### [Problem]
Go through the listing below and count each line with the word "JSON" in it; return only the count.

### [Data for this task]
..............................

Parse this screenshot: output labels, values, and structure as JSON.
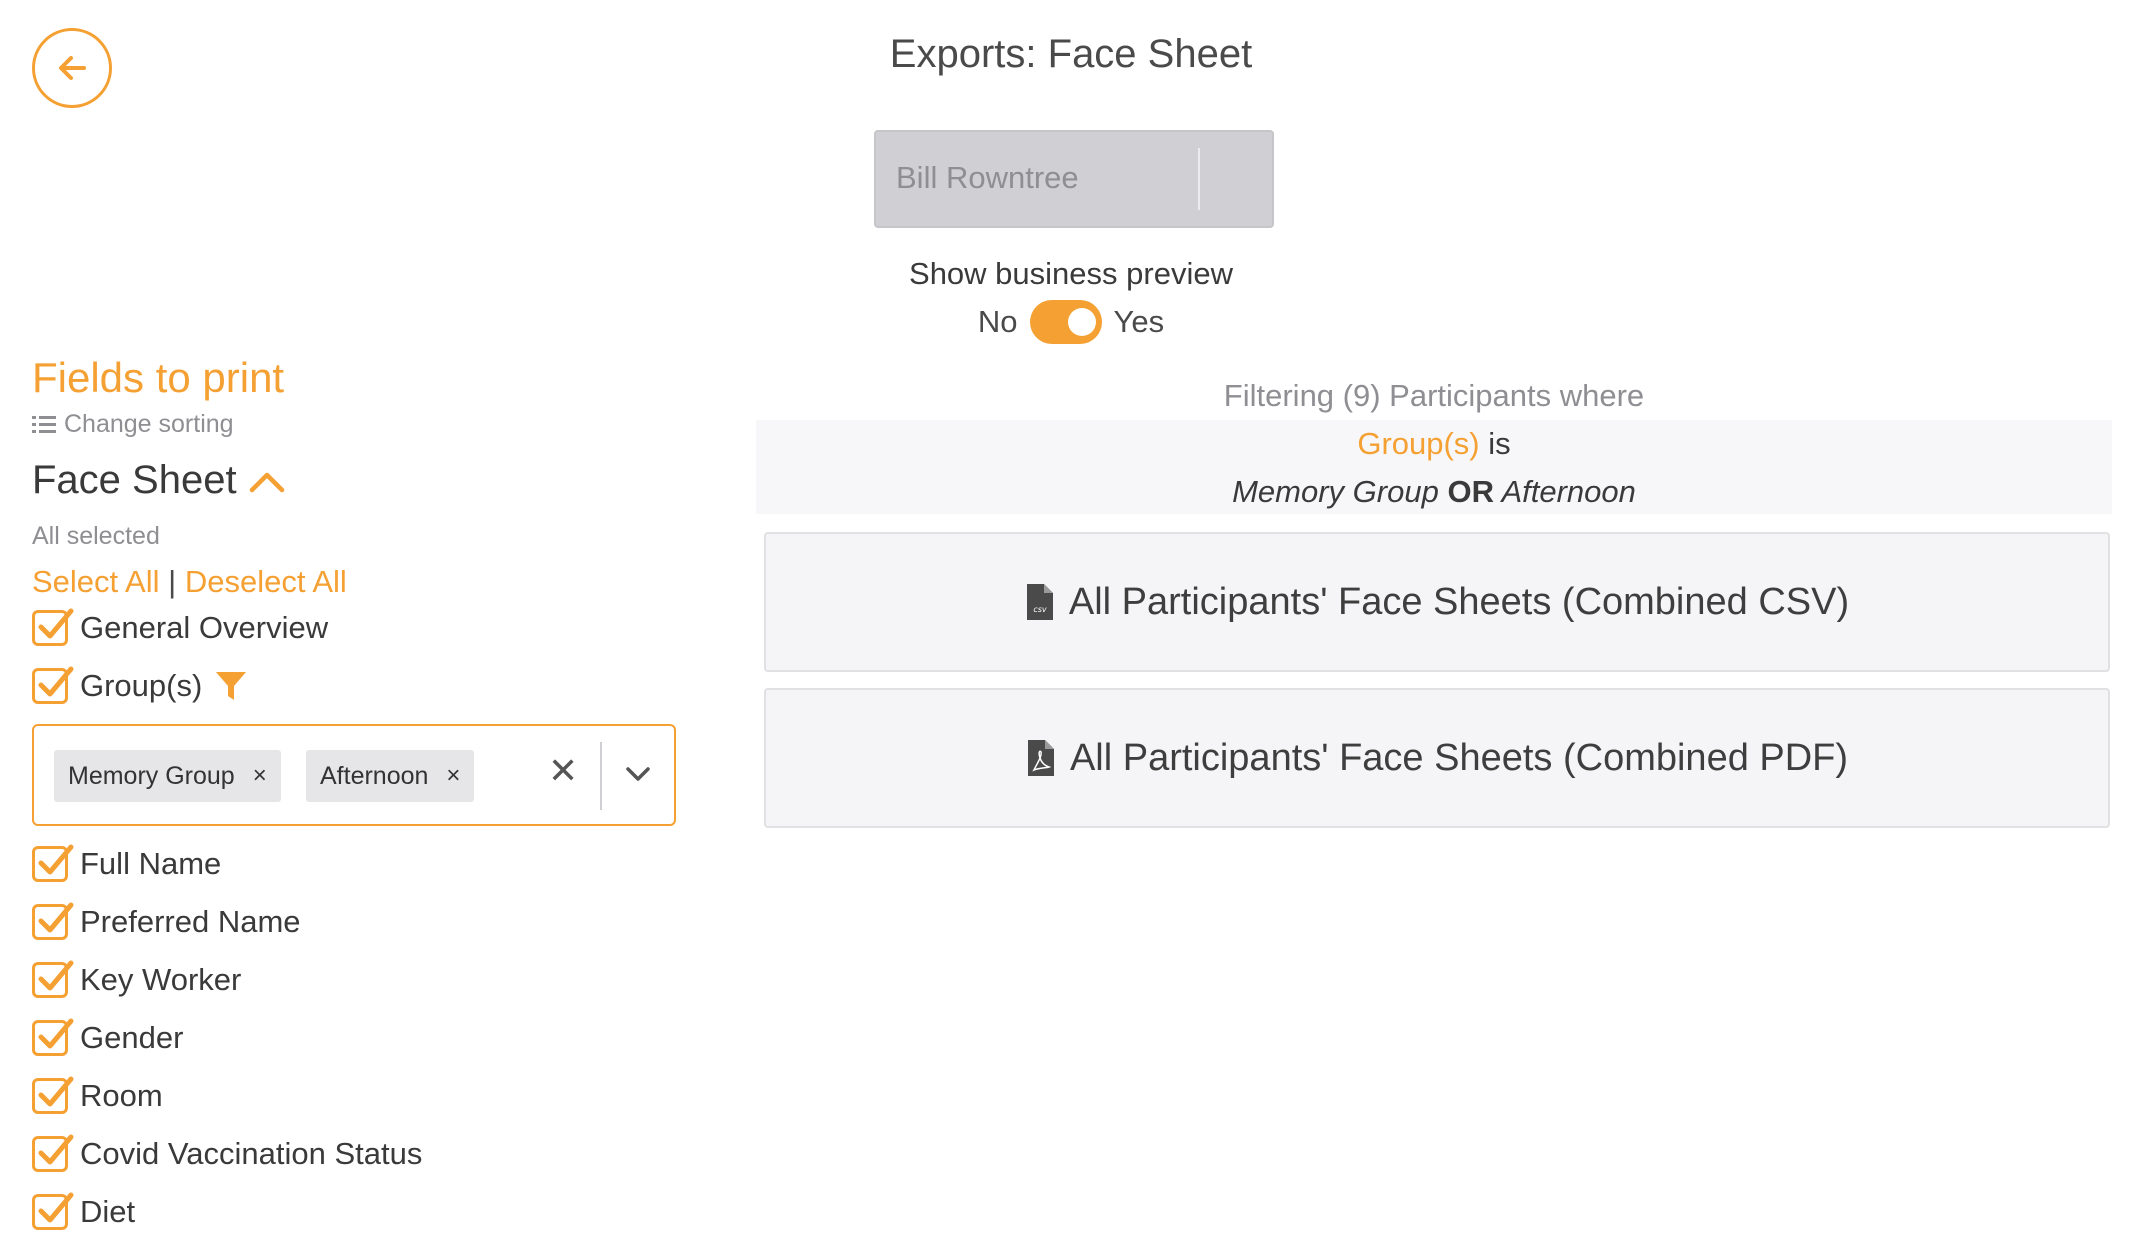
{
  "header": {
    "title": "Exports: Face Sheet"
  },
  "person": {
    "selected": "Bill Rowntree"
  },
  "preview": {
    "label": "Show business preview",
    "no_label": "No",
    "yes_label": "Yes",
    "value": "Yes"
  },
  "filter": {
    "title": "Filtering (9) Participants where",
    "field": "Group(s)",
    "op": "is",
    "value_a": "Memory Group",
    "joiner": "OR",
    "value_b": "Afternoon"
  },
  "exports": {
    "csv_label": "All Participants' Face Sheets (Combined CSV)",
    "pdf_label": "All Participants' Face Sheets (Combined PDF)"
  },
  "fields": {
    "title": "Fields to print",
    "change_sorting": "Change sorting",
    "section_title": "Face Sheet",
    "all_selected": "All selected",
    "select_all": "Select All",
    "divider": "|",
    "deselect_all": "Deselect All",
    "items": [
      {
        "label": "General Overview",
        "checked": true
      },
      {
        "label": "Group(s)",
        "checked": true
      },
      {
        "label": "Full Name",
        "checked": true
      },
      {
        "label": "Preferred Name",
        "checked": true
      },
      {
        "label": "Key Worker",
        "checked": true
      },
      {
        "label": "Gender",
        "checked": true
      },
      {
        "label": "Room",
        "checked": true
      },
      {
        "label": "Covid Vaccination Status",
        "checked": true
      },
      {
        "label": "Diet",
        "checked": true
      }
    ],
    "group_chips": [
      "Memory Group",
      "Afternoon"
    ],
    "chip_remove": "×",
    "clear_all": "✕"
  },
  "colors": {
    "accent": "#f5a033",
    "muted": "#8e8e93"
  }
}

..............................

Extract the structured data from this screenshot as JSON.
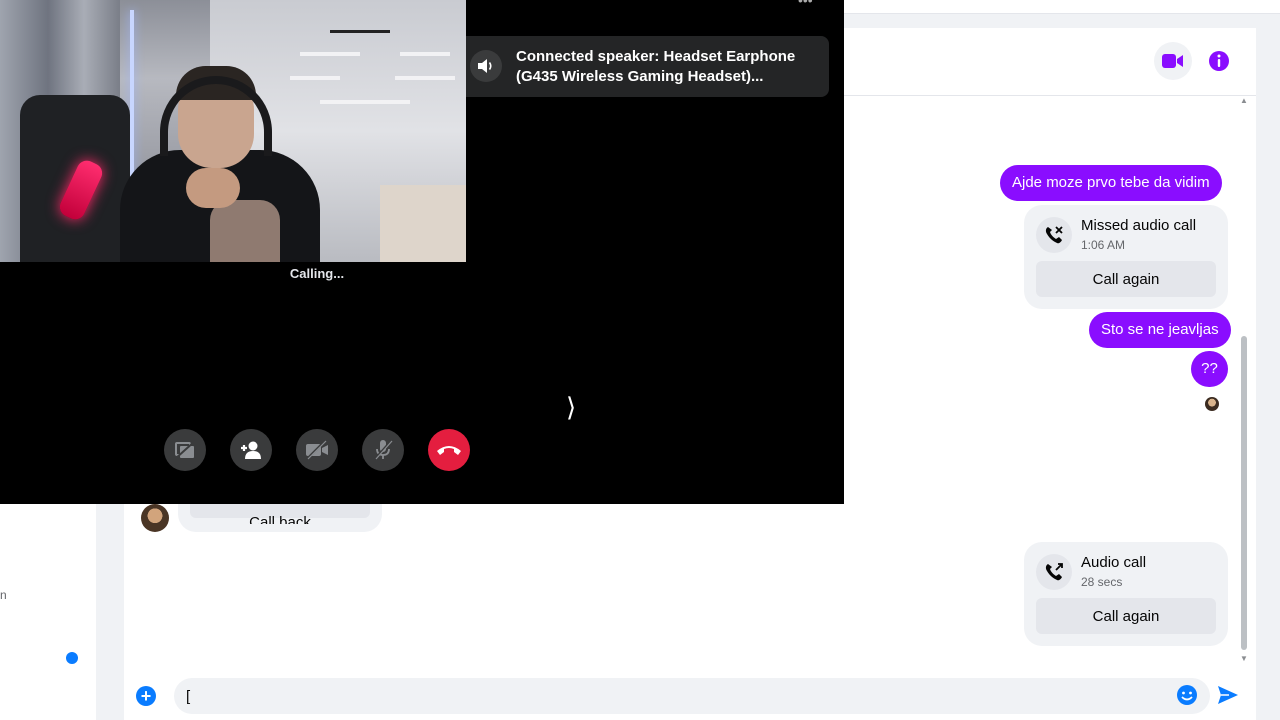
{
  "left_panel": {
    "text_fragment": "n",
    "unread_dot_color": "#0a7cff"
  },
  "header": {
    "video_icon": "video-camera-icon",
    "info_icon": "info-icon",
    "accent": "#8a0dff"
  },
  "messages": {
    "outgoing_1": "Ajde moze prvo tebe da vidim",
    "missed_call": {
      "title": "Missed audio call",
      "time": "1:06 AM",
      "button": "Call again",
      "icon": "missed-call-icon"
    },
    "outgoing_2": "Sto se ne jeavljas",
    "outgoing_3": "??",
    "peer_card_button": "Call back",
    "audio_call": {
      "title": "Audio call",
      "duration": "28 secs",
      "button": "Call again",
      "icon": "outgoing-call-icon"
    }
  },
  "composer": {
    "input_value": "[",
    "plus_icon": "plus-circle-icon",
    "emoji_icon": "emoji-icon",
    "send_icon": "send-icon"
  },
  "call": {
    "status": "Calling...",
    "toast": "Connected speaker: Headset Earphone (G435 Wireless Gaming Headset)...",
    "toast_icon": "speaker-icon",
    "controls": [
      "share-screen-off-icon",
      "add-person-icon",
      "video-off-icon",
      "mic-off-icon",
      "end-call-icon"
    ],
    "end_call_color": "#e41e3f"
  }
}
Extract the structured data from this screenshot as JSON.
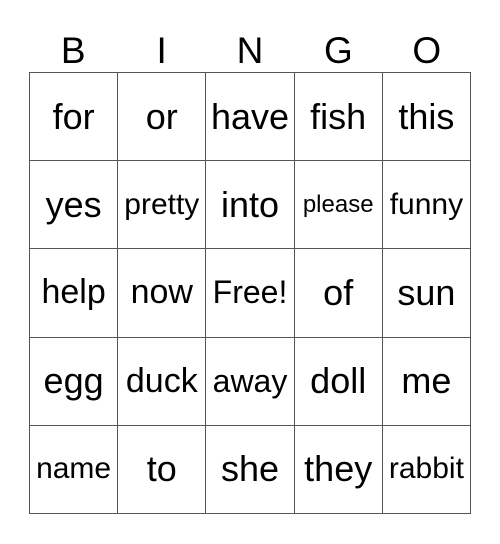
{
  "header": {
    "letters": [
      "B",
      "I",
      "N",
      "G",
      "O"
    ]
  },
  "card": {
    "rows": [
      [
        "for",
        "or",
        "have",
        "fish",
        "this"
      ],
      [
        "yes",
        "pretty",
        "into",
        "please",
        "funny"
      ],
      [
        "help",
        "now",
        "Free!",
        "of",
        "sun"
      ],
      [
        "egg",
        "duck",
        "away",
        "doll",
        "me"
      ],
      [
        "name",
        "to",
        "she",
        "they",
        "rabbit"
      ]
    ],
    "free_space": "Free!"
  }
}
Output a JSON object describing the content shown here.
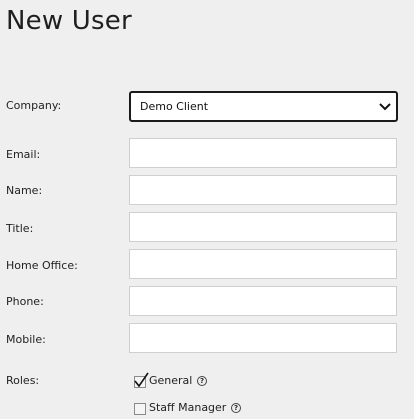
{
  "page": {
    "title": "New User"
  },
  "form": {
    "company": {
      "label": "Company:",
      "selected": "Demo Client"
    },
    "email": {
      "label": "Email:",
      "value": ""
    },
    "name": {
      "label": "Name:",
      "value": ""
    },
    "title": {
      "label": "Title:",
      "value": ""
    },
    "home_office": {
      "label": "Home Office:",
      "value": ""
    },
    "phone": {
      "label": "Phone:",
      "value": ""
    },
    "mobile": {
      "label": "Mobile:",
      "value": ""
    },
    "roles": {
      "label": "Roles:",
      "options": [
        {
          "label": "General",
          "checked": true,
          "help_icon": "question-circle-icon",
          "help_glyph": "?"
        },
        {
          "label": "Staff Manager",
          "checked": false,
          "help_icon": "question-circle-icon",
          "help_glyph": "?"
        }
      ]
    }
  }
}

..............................

### [Result below]
4